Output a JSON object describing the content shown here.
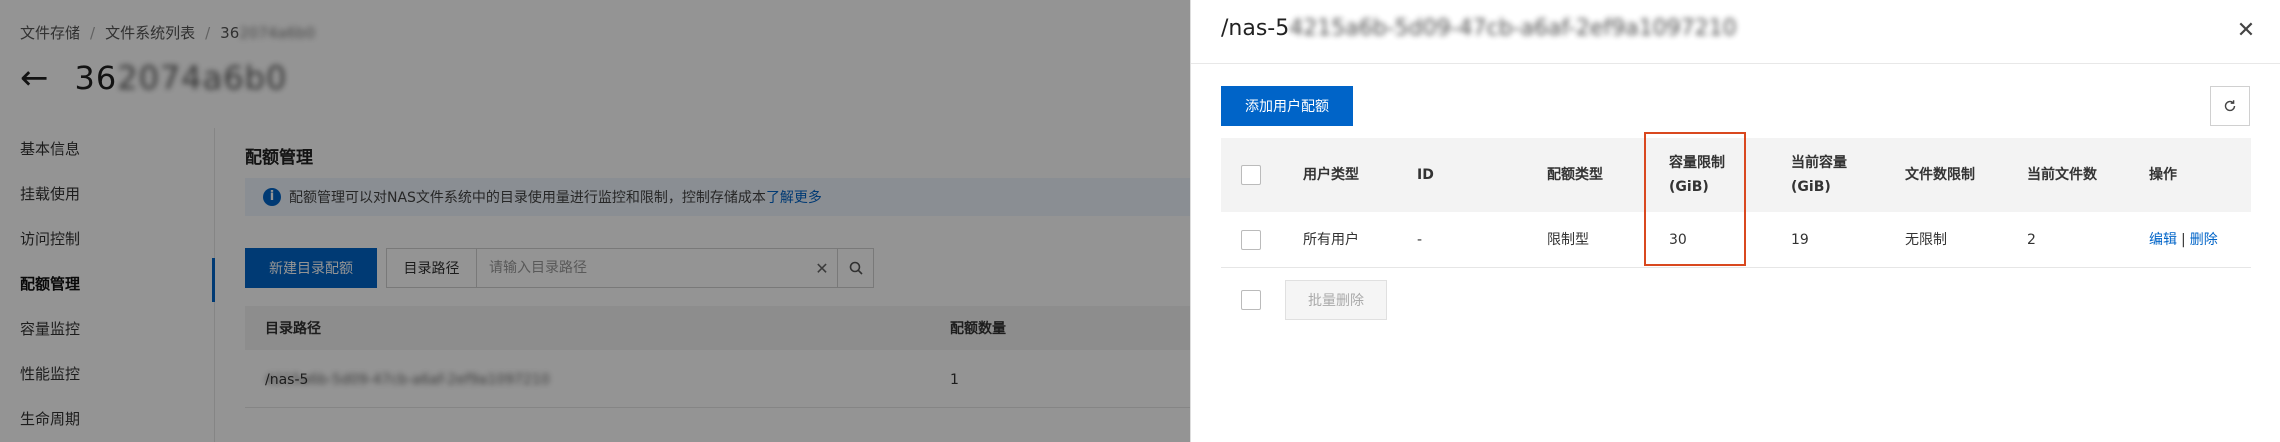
{
  "background": {
    "breadcrumb": [
      "文件存储",
      "文件系统列表",
      "36"
    ],
    "breadcrumb_blurred_suffix": "2074a6b0",
    "page_title": "36",
    "page_title_blurred_suffix": "2074a6b0",
    "sidebar": {
      "items": [
        {
          "label": "基本信息"
        },
        {
          "label": "挂载使用"
        },
        {
          "label": "访问控制"
        },
        {
          "label": "配额管理",
          "active": true
        },
        {
          "label": "容量监控"
        },
        {
          "label": "性能监控"
        },
        {
          "label": "生命周期"
        }
      ]
    },
    "section_title": "配额管理",
    "notice": {
      "text": "配额管理可以对NAS文件系统中的目录使用量进行监控和限制，控制存储成本",
      "link": "了解更多"
    },
    "new_dir_quota_button": "新建目录配额",
    "search": {
      "label": "目录路径",
      "placeholder": "请输入目录路径"
    },
    "table": {
      "headers": [
        "目录路径",
        "配额数量"
      ],
      "rows": [
        {
          "path_prefix": "/nas-5",
          "path_blurred": "4215a6b-5d09-47cb-a6af-2ef9a1097210",
          "count": "1"
        }
      ]
    }
  },
  "drawer": {
    "title_prefix": "/nas-5",
    "title_blurred": "4215a6b-5d09-47cb-a6af-2ef9a1097210",
    "add_user_quota_button": "添加用户配额",
    "table": {
      "headers": {
        "user_type": "用户类型",
        "id": "ID",
        "quota_type": "配额类型",
        "capacity_limit_1": "容量限制",
        "capacity_limit_2": "(GiB)",
        "current_capacity_1": "当前容量",
        "current_capacity_2": "(GiB)",
        "file_limit": "文件数限制",
        "current_files": "当前文件数",
        "actions": "操作"
      },
      "rows": [
        {
          "user_type": "所有用户",
          "id": "-",
          "quota_type": "限制型",
          "capacity_limit": "30",
          "current_capacity": "19",
          "file_limit": "无限制",
          "current_files": "2",
          "edit": "编辑",
          "separator": "|",
          "delete": "删除"
        }
      ]
    },
    "batch_delete_button": "批量删除"
  },
  "colors": {
    "primary": "#0064c8",
    "highlight": "#d9481f",
    "overlay": "rgba(0,0,0,0.42)"
  }
}
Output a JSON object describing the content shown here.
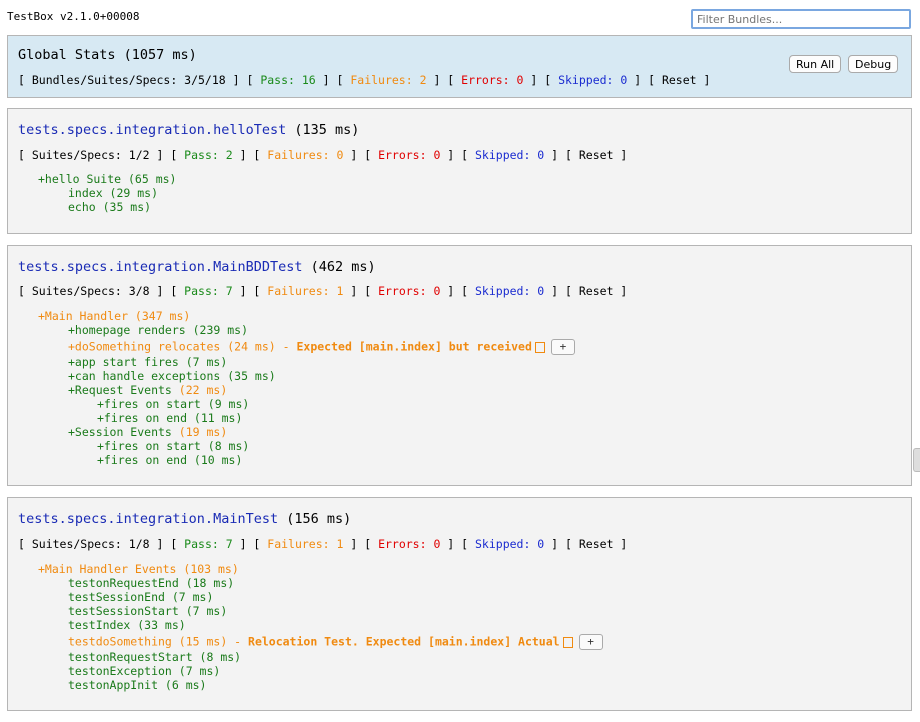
{
  "header": {
    "version": "TestBox v2.1.0+00008",
    "filter_placeholder": "Filter Bundles..."
  },
  "global": {
    "title": "Global Stats (1057 ms)",
    "stats": {
      "prefix": "[ Bundles/Suites/Specs: 3/5/18 ] [ ",
      "pass": "Pass: 16",
      "fail": "Failures: 2",
      "err": "Errors: 0",
      "skip": "Skipped: 0",
      "reset": "Reset"
    },
    "run_all": "Run All",
    "debug": "Debug"
  },
  "bundles": [
    {
      "name": "tests.specs.integration.helloTest",
      "time": " (135 ms)",
      "stats": {
        "prefix": "[ Suites/Specs: 1/2 ] [ ",
        "pass": "Pass: 2",
        "fail": "Failures: 0",
        "err": "Errors: 0",
        "skip": "Skipped: 0",
        "reset": "Reset"
      },
      "lines": [
        "+hello Suite (65 ms)",
        "index (29 ms)",
        "echo (35 ms)"
      ]
    },
    {
      "name": "tests.specs.integration.MainBDDTest",
      "time": " (462 ms)",
      "stats": {
        "prefix": "[ Suites/Specs: 3/8 ] [ ",
        "pass": "Pass: 7",
        "fail": "Failures: 1",
        "err": "Errors: 0",
        "skip": "Skipped: 0",
        "reset": "Reset"
      },
      "lines": [
        "+Main Handler (347 ms)",
        "+homepage renders (239 ms)",
        "+doSomething relocates (24 ms) - ",
        "Expected [main.index] but received",
        "+app start fires (7 ms)",
        "+can handle exceptions (35 ms)",
        "+Request Events",
        " (22 ms)",
        "+fires on start (9 ms)",
        "+fires on end (11 ms)",
        "+Session Events",
        " (19 ms)",
        "+fires on start (8 ms)",
        "+fires on end (10 ms)"
      ],
      "plus": "+"
    },
    {
      "name": "tests.specs.integration.MainTest",
      "time": " (156 ms)",
      "stats": {
        "prefix": "[ Suites/Specs: 1/8 ] [ ",
        "pass": "Pass: 7",
        "fail": "Failures: 1",
        "err": "Errors: 0",
        "skip": "Skipped: 0",
        "reset": "Reset"
      },
      "lines": [
        "+Main Handler Events (103 ms)",
        "testonRequestEnd (18 ms)",
        "testSessionEnd (7 ms)",
        "testSessionStart (7 ms)",
        "testIndex (33 ms)",
        "testdoSomething (15 ms) - ",
        "Relocation Test. Expected [main.index] Actual",
        "testonRequestStart (8 ms)",
        "testonException (7 ms)",
        "testonAppInit (6 ms)"
      ],
      "plus": "+"
    }
  ],
  "sep": {
    "a": " ] [ ",
    "end": " ]"
  }
}
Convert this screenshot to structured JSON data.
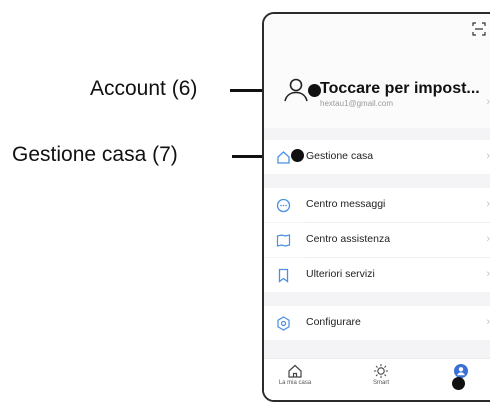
{
  "callouts": {
    "account": "Account (6)",
    "gestione": "Gestione casa (7)"
  },
  "header": {
    "scan_icon": "scan-icon",
    "account_title": "Toccare per impost...",
    "account_email": "hextau1@gmail.com"
  },
  "menu": {
    "gestione_casa": "Gestione casa",
    "centro_messaggi": "Centro messaggi",
    "centro_assistenza": "Centro assistenza",
    "ulteriori_servizi": "Ulteriori servizi",
    "configurare": "Configurare"
  },
  "tabs": {
    "home": "La mia casa",
    "smart": "Smart"
  },
  "colors": {
    "accent": "#4a90e2",
    "active_tab": "#3b6fd6"
  }
}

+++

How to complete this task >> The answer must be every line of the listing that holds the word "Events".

Solution for this task >>
        "+Request Events",
        "+Session Events",
        "+Main Handler Events (103 ms)",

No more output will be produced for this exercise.